__About this exercise__
Leaving the pictures aside, return the listing exactly as it appears.

__Study material__
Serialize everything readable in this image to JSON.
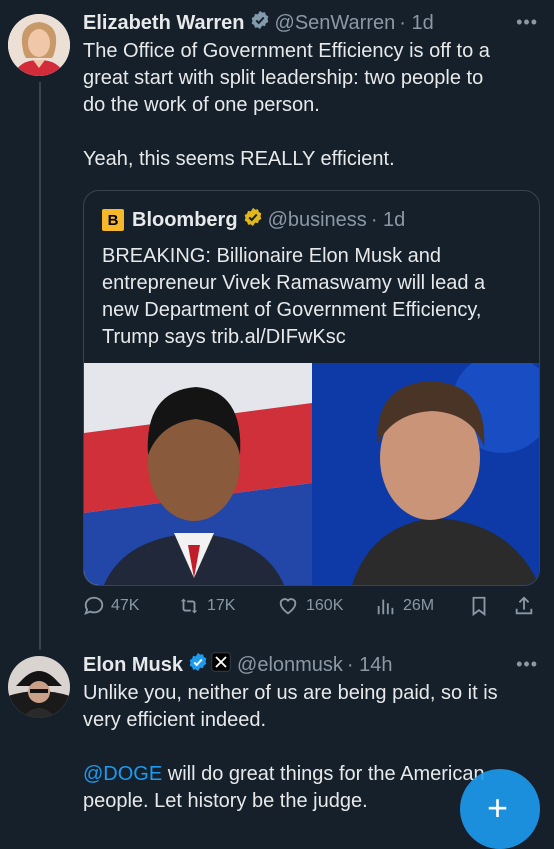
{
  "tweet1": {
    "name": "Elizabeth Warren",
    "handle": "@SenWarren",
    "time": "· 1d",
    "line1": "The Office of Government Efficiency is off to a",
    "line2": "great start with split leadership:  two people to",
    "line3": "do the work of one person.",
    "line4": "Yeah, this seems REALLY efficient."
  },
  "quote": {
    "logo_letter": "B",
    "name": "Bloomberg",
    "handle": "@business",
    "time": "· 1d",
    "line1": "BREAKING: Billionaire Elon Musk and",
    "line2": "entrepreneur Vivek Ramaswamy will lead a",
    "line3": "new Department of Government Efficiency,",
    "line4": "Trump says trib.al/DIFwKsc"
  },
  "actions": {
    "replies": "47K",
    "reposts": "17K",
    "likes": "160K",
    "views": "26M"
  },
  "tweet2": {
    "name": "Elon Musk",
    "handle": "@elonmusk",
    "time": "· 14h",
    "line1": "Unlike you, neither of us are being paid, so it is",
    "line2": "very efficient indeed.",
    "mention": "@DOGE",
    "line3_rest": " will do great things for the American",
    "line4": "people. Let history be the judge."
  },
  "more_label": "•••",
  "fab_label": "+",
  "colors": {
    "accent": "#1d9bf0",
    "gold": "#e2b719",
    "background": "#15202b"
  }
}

__Expected answer__
Serialize everything readable in this image to JSON.
{
  "tweet1": {
    "name": "Elizabeth Warren",
    "handle": "@SenWarren",
    "time": "· 1d",
    "line1": "The Office of Government Efficiency is off to a",
    "line2": "great start with split leadership:  two people to",
    "line3": "do the work of one person.",
    "line4": "Yeah, this seems REALLY efficient."
  },
  "quote": {
    "logo_letter": "B",
    "name": "Bloomberg",
    "handle": "@business",
    "time": "· 1d",
    "line1": "BREAKING: Billionaire Elon Musk and",
    "line2": "entrepreneur Vivek Ramaswamy will lead a",
    "line3": "new Department of Government Efficiency,",
    "line4": "Trump says trib.al/DIFwKsc"
  },
  "actions": {
    "replies": "47K",
    "reposts": "17K",
    "likes": "160K",
    "views": "26M"
  },
  "tweet2": {
    "name": "Elon Musk",
    "handle": "@elonmusk",
    "time": "· 14h",
    "line1": "Unlike you, neither of us are being paid, so it is",
    "line2": "very efficient indeed.",
    "mention": "@DOGE",
    "line3_rest": " will do great things for the American",
    "line4": "people. Let history be the judge."
  },
  "more_label": "•••",
  "fab_label": "+",
  "colors": {
    "accent": "#1d9bf0",
    "gold": "#e2b719",
    "background": "#15202b"
  }
}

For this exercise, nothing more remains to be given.